Football industry embraces crypto as Messi helps 'fan tokens' take off
PARIS, Nov 24, 2021 (BSS/AFP) - When Paris Saint-Germain signed Lionel
Messi, the salary package included something previously unheard of for a
player -- a one-off payment, understood to be worth around one million euros
($1.15m), made in PSG 'fan tokens'.
It was the result of a partnership signed by the French giants in 2018
with Socios.com which sees fans use a cryptocurrency called 'chiliz' to buy
tokens allowing them to vote on issues related to the club.
These issues have tended to be rather mundane, for example, Juventus
asking what music they should play in their stadium, but the concept has
caught on. The company has grown quickly since signing its first partnerships
with PSG and Juventus to being involved with 56 football clubs and around 100
sports teams worldwide, says CEO Alexandre Dreyfus.
Messi has brought more publicity, and Dreyfus believes the Argentinian
will "set a trend".
"This is more a top-up that is never going to replace any compensation. It
is more like a bonus, but it is a bonus that at some point players will start
to ask for," Dreyfus tells AFP from his office in Malta.
"We hope that in two years, during the 'mercato' (transfer window), a
player will say: 'Yes I am going to that team but they had better give me a
million dollars of fan tokens'."
Dreyfus admits the pandemic and resulting economic crisis has benefited
his company, allowing them to multiply their partnerships.
"The fact is that clubs suddenly lost 50 or 70 or 80 percent of their
revenue, and they realised: 'Hey, we have fans all over the world, what can
we sell them?'"
They now have shirt sponsorship deals with Inter Milan and Valencia,
promoting their fan tokens.
- Sponsorship bonanza -
New analysis by KPMG Football Benchmark shows that over 40 shirt
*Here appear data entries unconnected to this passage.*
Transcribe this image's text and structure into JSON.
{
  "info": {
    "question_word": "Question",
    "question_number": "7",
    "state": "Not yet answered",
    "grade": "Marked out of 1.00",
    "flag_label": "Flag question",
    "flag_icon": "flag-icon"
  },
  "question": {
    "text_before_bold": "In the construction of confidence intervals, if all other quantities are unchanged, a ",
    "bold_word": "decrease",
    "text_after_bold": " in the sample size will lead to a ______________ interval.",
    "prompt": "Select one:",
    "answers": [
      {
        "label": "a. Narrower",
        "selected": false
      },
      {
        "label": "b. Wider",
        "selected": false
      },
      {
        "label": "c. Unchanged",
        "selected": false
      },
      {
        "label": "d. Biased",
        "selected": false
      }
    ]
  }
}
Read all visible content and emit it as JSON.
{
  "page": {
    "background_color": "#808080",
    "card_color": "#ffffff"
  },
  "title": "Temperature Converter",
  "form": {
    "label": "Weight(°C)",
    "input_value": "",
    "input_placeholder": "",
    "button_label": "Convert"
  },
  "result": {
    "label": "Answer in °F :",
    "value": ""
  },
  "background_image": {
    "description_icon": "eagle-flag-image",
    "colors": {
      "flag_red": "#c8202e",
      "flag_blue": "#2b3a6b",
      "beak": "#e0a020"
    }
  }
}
sponsorship deals have been signed in Europe's five biggest leagues since the
It says Inter doubled income by switching from Pirelli to Socios.com and a
deal worth $23.57 million. There is a mini-revolution happening as businesses
related to cryptocurrency have started appearing on shirts.
In July, Roma announced a three-year deal worth $14 million annually that
sees their shirts carry the name of DigitalBits, "an easy-to-use open-source
blockchain used to power consumer digital assets".
"Not only can fans witness history, but they can now own part of it,"
boasted Roma. "Get ready to trade and collect. Join us as we step into the
future of football."
The emergence of crypto-related businesses in football comes as countries
are introducing regulation to clamp down on gambling sponsorship -- a ban is
in place in Spain, for example, while the UK government is considering one.
"The door is ajar for new companies to stick their foot in," say KPMG.
"Something has to fill the void and fan tokens, or something which is not
defined as gambling but is gambling, are likely to be the big ticket in
town," Kieran Maguire, a lecturer in football finance at Liverpool
University, tells AFP.
- Concerns -
There are concerns about curious punters being drawn into using crypto-
related products without having a proper understanding.
To highlight their volatility, the value of 'chiliz' -- a less well-known
cryptocurrency than, say, Bitcoin -- shot up 58 percent in the four weeks
after Messi's arrival.
"Ultimately these are speculative products. Someone described them to me
as gambling with a small G," says Maguire.
Meanwhile, some supporter groups have criticised their clubs for embracing
Aston Villa Supporters Trust told Joe.co.uk their club's agreement with
Socios.com was "wholly inappropriate" and questioned why fan engagement
should be monetised.
Maguire says: "The clubs are targeting the 'non-legacy fans' and asking:
'Can we make some money out of these new fans?'
"If we take Manchester United, they claim to have 1.1 billion fans and in
a normal year they will make around 600 million pounds ($805m) in revenue. So
that works out as about 55 pence per fan per year. That's pretty bad."
For the clubs, this is where Dreyfus -- a founder of French online
gambling and poker company Winamax -- comes in.
"We are talking about two different generations that are not fighting
against each other, they just don't see the same things," he insists.
"I always joke saying we are not targeting a guy who has a tattoo and
lives next to the stadium.
"Our market is really more about the digital fans, casual fans all over
the world that consume sports differently to you and me historically."